  19. 19.
    Itkis, G., Levin, L.: Fast and lean self-stabilizing asynchronous protocols. In: 35th FOCS, November 1994, pp. 226–239 (1994)Google Scholar
  20. 20.
    Katz, S., Perry, K.: Self-stabilizing extensions for message-passing systems. In: 10th PODC, Quebec City, Canada (August 1990)Google Scholar
  21. 21.
    Kutten, S., Patt-Shamir, B.: Time-adaptive self-stabilization. In: 16th PODC, pp. 149–158 (1997)Google Scholar
  22. 22.
    Kutten, S., Peleg, D.: Fault-local distributed mending. In: 14th PODC (1995)Google Scholar
  23. 23.
    Kutten, S., Peleg, D.: Tight fault locality (extended abstract). In: 36th FOCS, pp. 704–713 (1995)Google Scholar
  24. 24.
    Manna, Z., Pnueli, A.: Models for reactivity. Acta Informatica 3, 609–678 (1993)CrossRefMathSciNetGoogle Scholar
  25. 25.
    McQuillan, J., Richer, I., Rosen, E.: The new routing algorithm for the ARPANET. IEEE Trans. Comm. 28(5), 711–719 (1980)CrossRefGoogle Scholar
  26. 26.
    Moy, J.: OSPF version 2, Internet RFC 2328 (April 1998)Google Scholar
  27. 27.
    Perlman, R.: Interconnections, 2nd edn. Addison-Wesley Publishing Co., Reading (2000)Google Scholar

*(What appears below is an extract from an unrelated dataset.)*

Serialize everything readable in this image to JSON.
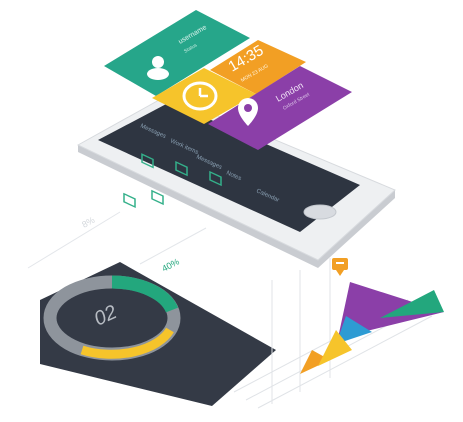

Copyright information

© Springer-Verlag Berlin Heidelberg 2004

Authors and Affiliations

  • Shay Kutten
    • 1
  • Boaz Patt-Shamir
    • 2
  1. 1.The TechnionHaifaIsrael
  2. 2.Tel Aviv UniversityTel AvivIsrael

Personalised recommendations